Long SPPRP ($5) & SPPRO ($13.6) (Supertel Hospitality Preferred)
Note: These are small issues and likely only fit for PAs
As this write-up is based on today’s events, I’ve opted for timeliness over detail.
Supertel Hospitality announced today that they are suspending dividends on their preferred issues. The two publically traded issues, SPPRP (8% Series A, $10 Par) and SPPRO (10% Series B, $25 Par) traded down over 40% today on the news and are now roughly at half of par.
Supertel is a REIT that owns 71 limited service hotels. There’s a VIC write up from ‘07 that provides some good background. Since ’08, Supertel has been through rough times as its focus of midscale (think Quality Inn) and economy hotels (Super 8) has been a particularly challenged segment of the market. In response, the company has been shifting its portfolio towards upper midscale (Comfort Inn) and premium-branded (Hilton Garden) hotels. The company has been divesting legacy properties and using the sales proceeds and external capital to acquire properties in their new target segment as well as to de-lever.

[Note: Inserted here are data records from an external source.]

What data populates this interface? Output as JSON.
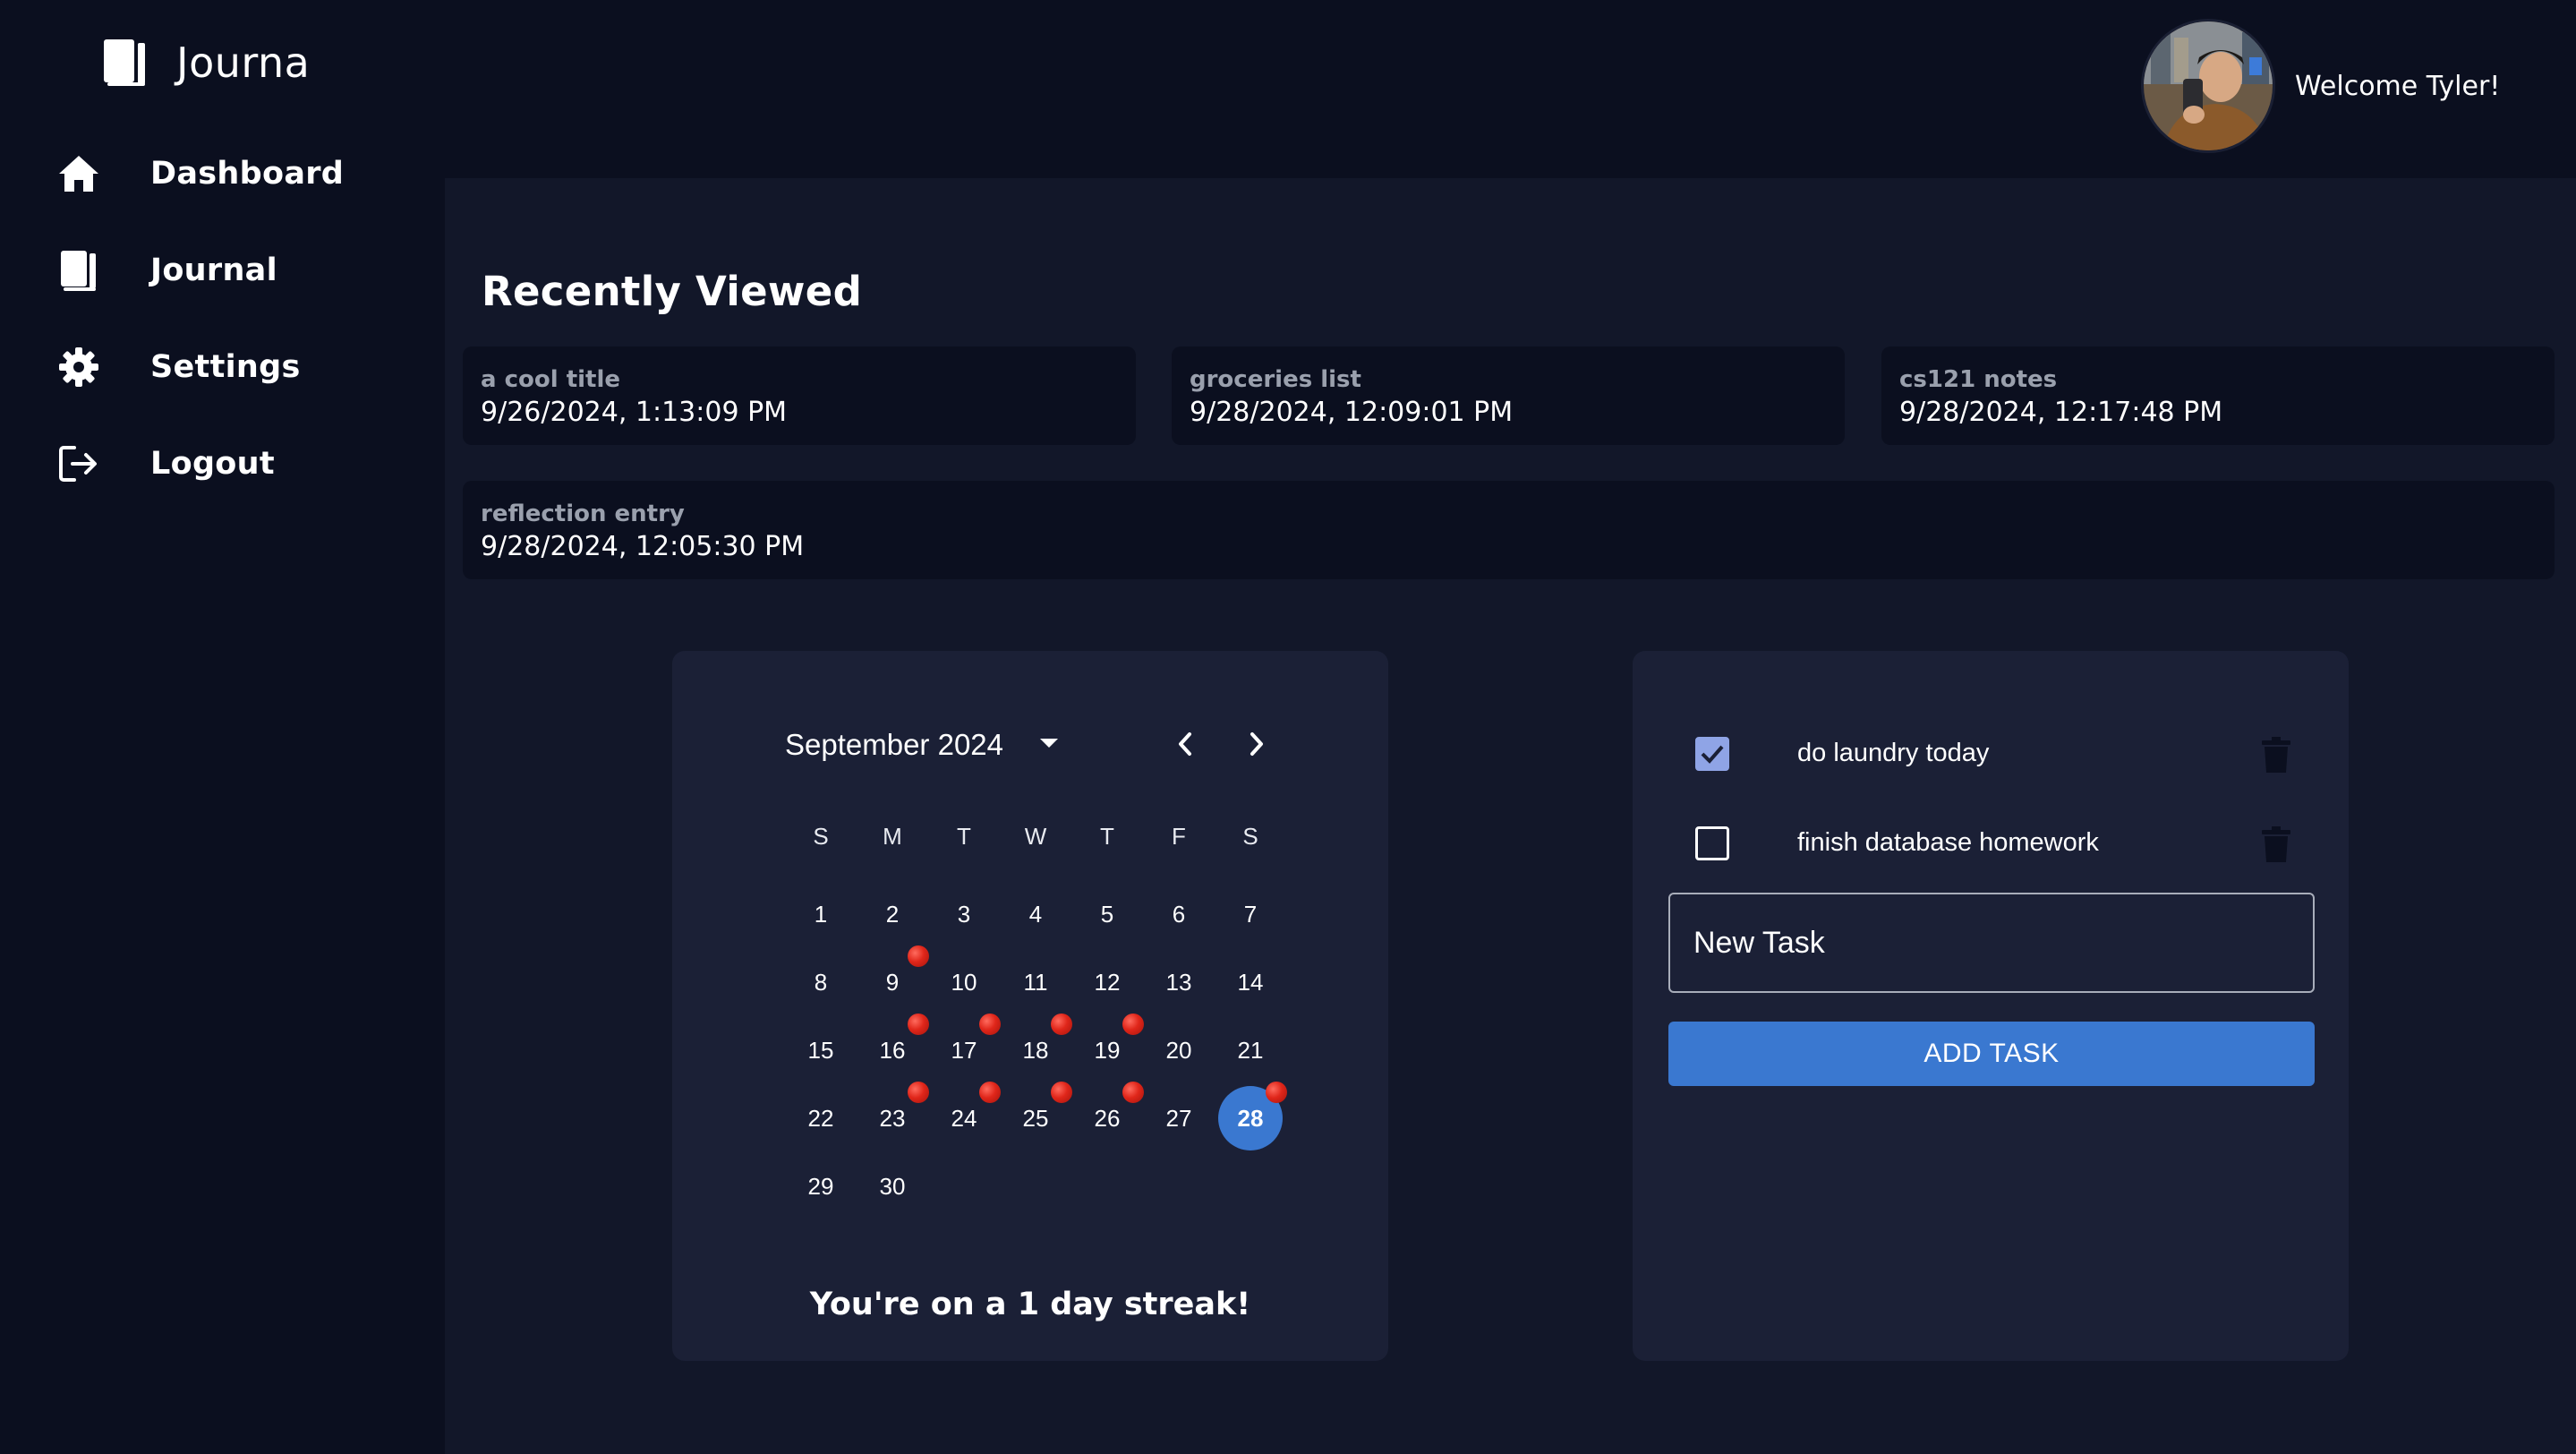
{
  "app": {
    "name": "Journa",
    "logo_icon": "book-icon"
  },
  "sidebar": {
    "items": [
      {
        "label": "Dashboard",
        "icon": "home-icon"
      },
      {
        "label": "Journal",
        "icon": "book-icon"
      },
      {
        "label": "Settings",
        "icon": "gear-icon"
      },
      {
        "label": "Logout",
        "icon": "logout-icon"
      }
    ]
  },
  "header": {
    "welcome_text": "Welcome Tyler!",
    "avatar": "user-avatar"
  },
  "recently_viewed": {
    "title": "Recently Viewed",
    "items": [
      {
        "title": "a cool title",
        "date": "9/26/2024, 1:13:09 PM"
      },
      {
        "title": "groceries list",
        "date": "9/28/2024, 12:09:01 PM"
      },
      {
        "title": "cs121 notes",
        "date": "9/28/2024, 12:17:48 PM"
      },
      {
        "title": "reflection entry",
        "date": "9/28/2024, 12:05:30 PM"
      }
    ]
  },
  "calendar": {
    "month_label": "September 2024",
    "weekdays": [
      "S",
      "M",
      "T",
      "W",
      "T",
      "F",
      "S"
    ],
    "first_weekday": 0,
    "days_in_month": 30,
    "selected_day": 28,
    "entry_days": [
      9,
      16,
      17,
      18,
      19,
      23,
      24,
      25,
      26,
      28
    ],
    "streak_text": "You're on a 1 day streak!",
    "colors": {
      "selected": "#3a78d0",
      "entry_dot": "#e0261a"
    }
  },
  "tasks": {
    "items": [
      {
        "text": "do laundry today",
        "done": true
      },
      {
        "text": "finish database homework",
        "done": false
      }
    ],
    "input_placeholder": "New Task",
    "add_label": "ADD TASK"
  },
  "colors": {
    "background": "#0b0f1f",
    "panel": "#121729",
    "card": "#1b2036",
    "accent": "#3a78d0"
  }
}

So what caused the preferred dividend halt? The proximate cause is a failed stock offering. At the end of August, Supertel attempted an equity offering for $134m. $16m of the proceeds would be used to redeem the A & B preferred, $64m for acquisitions, with the balance used to de-lever and for general corporate purposes. The stock was hit hard following the registration and the offering was withdrawn the following month, with the CEO citing “current market conditions” and “pricing expectations” as reasons for the pull.
The 10-Q following the offering stated: “The costs of this offering and its failure to be completed have had a severe impact on the Company’s liquidity.” The company incurred $1.1m in expenses from the equity offering, not inconsiderable for a company of this size, when no proceeds were generated.
This led to today’s announcement of a halt of the Preferred dividends, with both securities down 40%+.
What’s the opportunity with the preferred? I think there are two key points to address: 1) is the company solvent? and 2) what are the control persons’ attitude towards the preferred?
On the first point, it’s my contention that the company is solvent, but illiquid. The dividend halt is intended to ease a liquidity crunch, and I believe can be reinstated once funds can be raised either via additional property sales, and/or a successful capital market transaction.
My main argument for solvency is Supertel’s book value of $41m as of last Q. The key question, of course, is how this book value relates to the real value of the company’s properties. I went through all the sales transactions from this year and compared it to their net book value. Please see the table below:
Net Book Value
Jefferson City, MO
As you can see, the sales price equals or exceeds book value in almost all cases. Keep in mind that these are the company’s underperforming assets as well. I think there’s enough value here for the Preferred to be covered well above their current market price.
The second question about key stakeholder attitude to the preferred is an important one. I know many VICers can attest to situations where the ability to pay the preferred was not enough – you need a willingness to pay.
There is a third, Series C, issue of Preferred that I haven’t mentioned yet. This series is solely owned by Real Estate Strategies, LP (“RES”), and was issued in a private placement at the beginning of 2012 to provide capital to pursue the above-mentioned shift in strategy. RES is controlled by IRSA (Inversiones y Representacions Sociedad Anonima), an Argentine real estate co, which happens to trade on the NYSE under the ticker “IRS.”
The terms of the Series C are as follows: 3m Preferred were issued with a 6.25% coupon and par of 10, convertible into 3.75m shares (split adjusted). IRSA also received warrants for another 3.75m shares with strike at $9.6 (again split adjusted), and 4 of 9 board seats.
The rights of the C is as follows: “with respect to dividend rights and rights upon the company’s liquidation, dissolution or winding up, the Series C convertible preferred stock ranks… on parity with the Series A preferred stock and Series B preferred stock.”
I don’t think the IRSA board members enjoyed having the dividend suspended any more than the individual holders. Since the majority of the outstanding value of all Preferred shares is in the C class, most of the dividend goes to IRSA. My thesis is that the halt was done as a prudent move during a liquidity crunch, and will not be a permanent impairment. IRSA could also serve as a potential source of liquidity, as it doesn’t seem logical to let liquidity problems impair their $30m investment (Supertel recently received a waiver from GE for breaching covenants).
Today’s announcement of the suspended preferred dividends led to indiscriminate selling in a thinly traded security. Buying these preferred at half of par gives you an accruing (but unpaid) yield in the high teens. The company’s book value and the alignment of preferred holders with the major investor / board members gives me a degree of comfort that this will turn out well.
I do not hold a position of employment, directorship, or consultancy with the issuer. I and/or others I advise hold a material investment in the issuer's securities.